Today, we're going to talk with Mike Cairl, the president of Star Costumes. You can find them on the web here. They're one of the biggest online retailers of costumes, masks, props, make-up and supplies... and they're offering YOU a chance at a horror scholarship. Read on to find out more about the scholarship and what Star Costumes is all about...

Tell us a bit about this scholarship. Who’s eligible, who should apply and why?

The Star Costumes Horror Scholarship is open to anyone 18 or older who's studying full-time to work in the horror industry (see our site for more details). They could studying to be a special effects makeup artist, costume designer, screenwriter, director, or just about any other job related to horror cinema. What's important to us is that the student can demonstrate (via their essay) a passion for horror and show us they have the potential to make an interesting contribution to the field.

Will you be offering this scholarship every year?

We've been really excited about the response we've received so far, and plan to offer the scholarship again in 2011. It's a bit tough to predict at this point, but we hope to make the scholarship a regular thing.

What made you decide to do a scholarship? And why a horror scholarship, in particular?

We've been planning to set up a scholarship program for awhile, and horror seemed like a natural fit. As far as we know, there's never been a scholarship designed specifically for students who want to work in the horror industry, even though horror cinema is a huge business.

Costuming is a very cinema-focused industry -- the hot movie that year tends to determine the most popular costumes, and characters from that year's top horror flicks have always been a big seller for us. So it really benefits us as a company to encourage the creation of great horror movies.

Tell us about Star Costumes.

Star Costumes is based in Toledo, Ohio, and has been selling costumes since 1980, and online since 1997. That makes us one of the oldest costume sites online.

What kinds of things do you sell that horror filmmakers may be interested in?

Besides our costumes, we sell a large assortment of theatrical makeup, special effects makeup, fake blood, fake skin, adhesives, and latex appliances.

Out of interest, what are your top selling costumes or items and why do you think that is?

As mentioned, the top movies that year tend to drive the costumes people are looking for. This year, our Deluxe Predator Mask has been popular, since the movie Predators came out not too far back. Clive Barker also recently launched his own line of Halloween masks and costumes called Dark Bazaar that we expect to be popular.

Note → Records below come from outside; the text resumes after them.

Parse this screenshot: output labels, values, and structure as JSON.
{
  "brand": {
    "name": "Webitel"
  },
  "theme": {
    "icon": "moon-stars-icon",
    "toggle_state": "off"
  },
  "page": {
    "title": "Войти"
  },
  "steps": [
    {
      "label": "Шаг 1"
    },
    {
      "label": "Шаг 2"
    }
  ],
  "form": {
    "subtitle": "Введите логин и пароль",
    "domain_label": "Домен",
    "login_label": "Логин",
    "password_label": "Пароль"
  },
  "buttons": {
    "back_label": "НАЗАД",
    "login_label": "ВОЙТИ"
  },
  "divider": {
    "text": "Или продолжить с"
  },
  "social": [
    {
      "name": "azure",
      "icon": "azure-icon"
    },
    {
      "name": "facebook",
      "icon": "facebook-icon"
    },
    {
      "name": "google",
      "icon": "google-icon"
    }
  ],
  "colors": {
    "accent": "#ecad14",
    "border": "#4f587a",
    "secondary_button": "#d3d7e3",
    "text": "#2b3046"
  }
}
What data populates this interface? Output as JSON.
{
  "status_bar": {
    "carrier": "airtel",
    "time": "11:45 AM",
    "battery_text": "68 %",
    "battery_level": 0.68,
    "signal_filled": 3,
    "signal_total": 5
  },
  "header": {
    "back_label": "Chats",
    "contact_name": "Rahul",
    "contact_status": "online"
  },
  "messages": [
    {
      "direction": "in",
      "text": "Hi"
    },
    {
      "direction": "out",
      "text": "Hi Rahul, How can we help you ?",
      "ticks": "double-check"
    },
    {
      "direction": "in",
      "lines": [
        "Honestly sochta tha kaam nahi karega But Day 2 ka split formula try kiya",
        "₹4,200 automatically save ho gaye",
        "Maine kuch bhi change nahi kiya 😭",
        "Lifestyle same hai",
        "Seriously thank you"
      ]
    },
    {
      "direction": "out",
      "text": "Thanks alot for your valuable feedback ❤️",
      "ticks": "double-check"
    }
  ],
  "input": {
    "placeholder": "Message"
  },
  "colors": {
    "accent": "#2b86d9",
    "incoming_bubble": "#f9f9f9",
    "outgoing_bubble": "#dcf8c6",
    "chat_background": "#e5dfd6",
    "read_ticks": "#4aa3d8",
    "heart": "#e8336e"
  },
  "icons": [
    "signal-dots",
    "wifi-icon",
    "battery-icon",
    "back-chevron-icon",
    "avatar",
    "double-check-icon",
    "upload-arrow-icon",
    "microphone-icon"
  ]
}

You, obviously, see the horror industry from a different angle. Talk about what you think makes a good horror character.

As a costume company, we love to see really defined characters -- both in appearance and personality. Freddy Krueger, Jason Voorhees, Michael Myers, Leatherface, Jigsaw, Pinhead -- those are all perennial best sellers in the costume industry. Great characters don't always equal great films, but it does mean a lot of people will want to dress up as them.

Do you have any favorite horror films?

I actually lean towards movies that use a strong story and a sense of ambiance and tension/resolution to achieve their desired effect, as opposed to the more hard-core gore-nography that's also popular. I really liked Paranormal Activity recently, and the original Japanese version of Ju-On scared the wits out of me. Sometimes, what you don't see is actually a lot scarier than blood spilling everywhere.